Photo: Courtesy of Julianne Mahler
Tell us a little bit about yourself and your background.
This artistic phase of my life is a second re-invention of myself. My first career was 32 years as a geologist in the oil and gas industry. I retired earlier than I expected as a result of COVID and have been able to devote myself to my artwork full-time for the last year.
I am an Army “Brat” and grew up in Germany. I travelled extensively during my first career, so my influences are quite global.
At heart though, I am a mother and grandmother. I have three children by birth from my first marriage, two children through my husband, and two grandchildren. I am deeply committed to my family.
What inspired you to become an artist?
Becoming an artist has been an evolution, not something I decided to do one day. Art, craft, and handwork is an emotional outlet for me. It has taken me a very long time to think of myself as an artist rather than one who does handwork and crafts. The boundary between art and craft is still one that I find to be blurred.
However, on January 1st of 2019, I received news that forced me to accept that my golden years were not going to be as I had planned them. I decided to fold 1000 origami cranes in that year as a form of meditation. And I decided to fold the cranes from the pink backing paper of feminine sanitary pads. The cranes are small and are all mounted on a single 18” X 24” canvas. When I filled the surface of the canvas, I started building out by mounting the cranes on small wires. There are about three levels of cranes on the single canvas to get all 1000 in this one piece. I completed the piece in December of 2019 and named it ‘A Mother’s Prayers.’ During that journey folding 1000 origami cranes, I also started folding old books – first in abstract patterns and then in more structured designs.
What is your speciality?
My specialty is paper art and folded book art. I continue to make mixed media collages of origami cranes or abstract book shapes. And I design my own patterns for folded books. I particularly focus on upcycling and repurposing – books, lunch bags, tea bags . . . the history of the material is integral to the art.
Where do you take your inspiration from? Are you pursuing any themes?
Overall, my themes tend to revolve around resilience, around family, and connections and community, and acceptance. My husband and I actively lead a Jewish life and, for me, those elements of connection and community and heritage are founded in my Jewish identity. I have learned over time that one cannot run away from, or hide, one’s identity. I can’t pretend to be someone I am not. I am Jewish. I embrace that and try to represent that heritage in my artwork and in my social media and online presence.
Do you take on commissions and create bespoke designs?
Which project have you enjoyed working on the most so far?
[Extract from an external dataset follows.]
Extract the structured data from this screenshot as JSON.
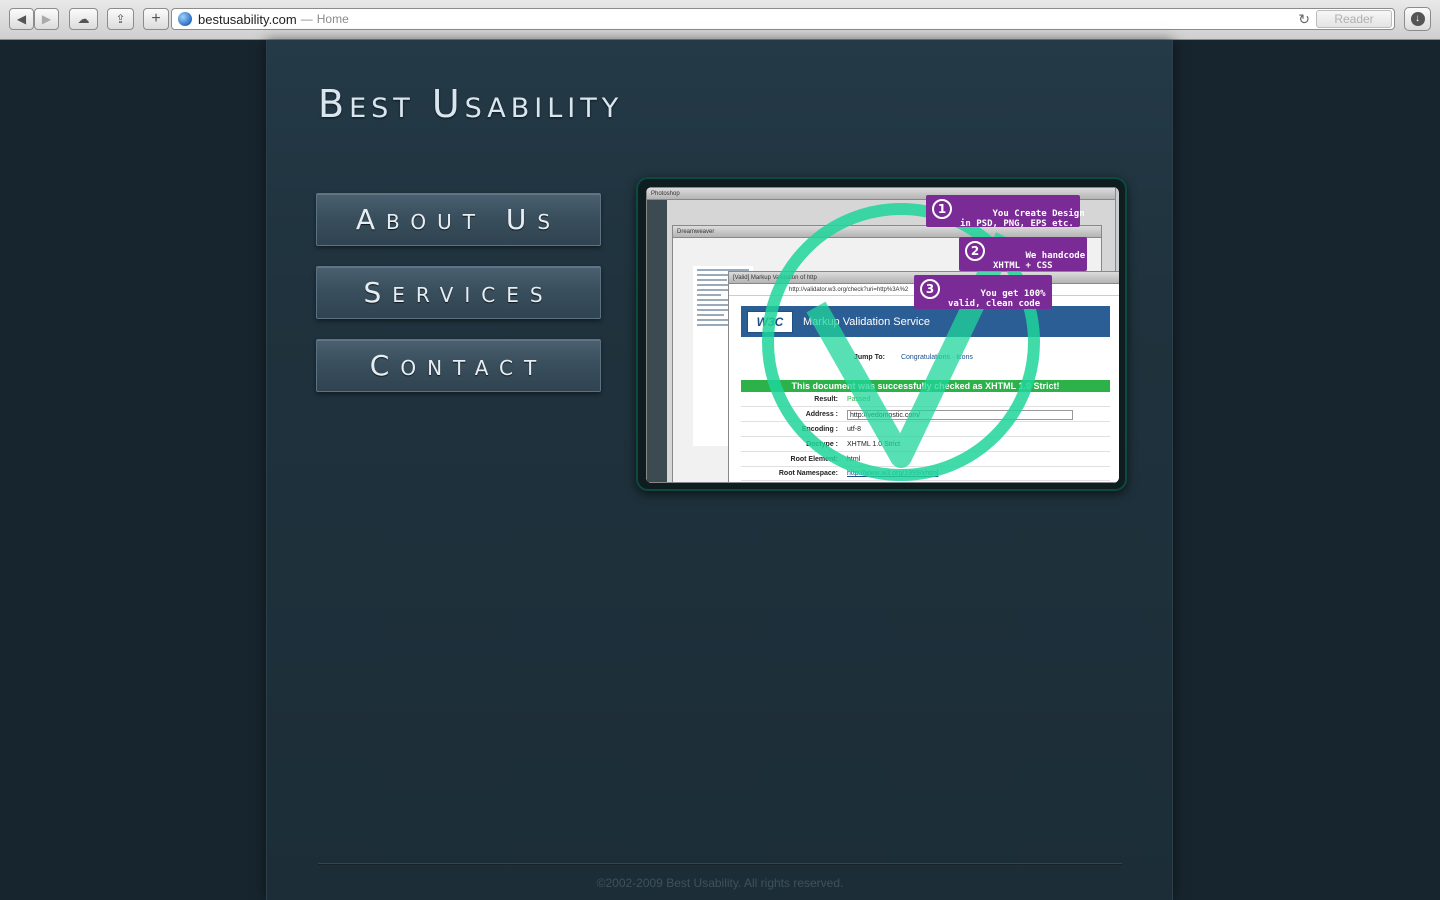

There are three projects that have become landmarks for me. The first is the project that I described above, “A Mother’s Prayers.” The second project is a piece of folded book art representing a Tree of Life. The piece was developed for a childhood friend who requested a commission as a way to display her handmade jewellery. I agreed, in exchange for a piece of her jewellery. I made her the first Tree of Life book and she made me a gorgeous, matching, Tree of Life necklace. The renewal of old friendships, the renewal of connection through our art is a treasured experience. The next generation of the book has been included as part of Hazon’s Shmita Project Art Exhibit at the Osher Marin County Jewish Community Center in California.
The third piece that has been a point of personal pride has been my contribution to the Solidarity Book Project at Amherst College (@solidarity_book_). The Solidarity Book Project was designed to support Black and Indigenous American communities through the communal creation of art. The organizers designed a folded book art pattern of a solidarity fist that was distributed widely electronically, for free, for individuals to adopt and make. The pieces were to be made from a book that had personal significance in our own journeys toward understanding bias and the need for solidarity with Black and Indigenous populations. I created my book from the Diary of Anne Frank. The fist I created in the book is color-filled in a rainbow pattern. My message was that, even if I am not Black or a member of a traditional indigenous tribe, I am able to understand what it is like to be an outsider, to be vulnerable to hate based on a circumstance of birth, and as such, I also want to demonstrate solidarity with, and support for, Black and Indigenous communities. The belief that education is the means to equality and that books give people a voice seems to me to be harmonious with a Jewish world perspective.
What do you want to achieve with your work and what are your wishes for the future?
Mostly, on a day-to-day basis, I relish the freedom I am finding to explore my own creativity at this late stage in my life. I have spent so many years doing what I was supposed to do for other people. It is gratifying, and liberating, to have time to listen to my own voices now. I hope that younger people find my examples of resilience and an ability to continue to find a sense of joy in the world, uplifting.
Where can we find your work?
Photos: Courtesy of Julianne Mahler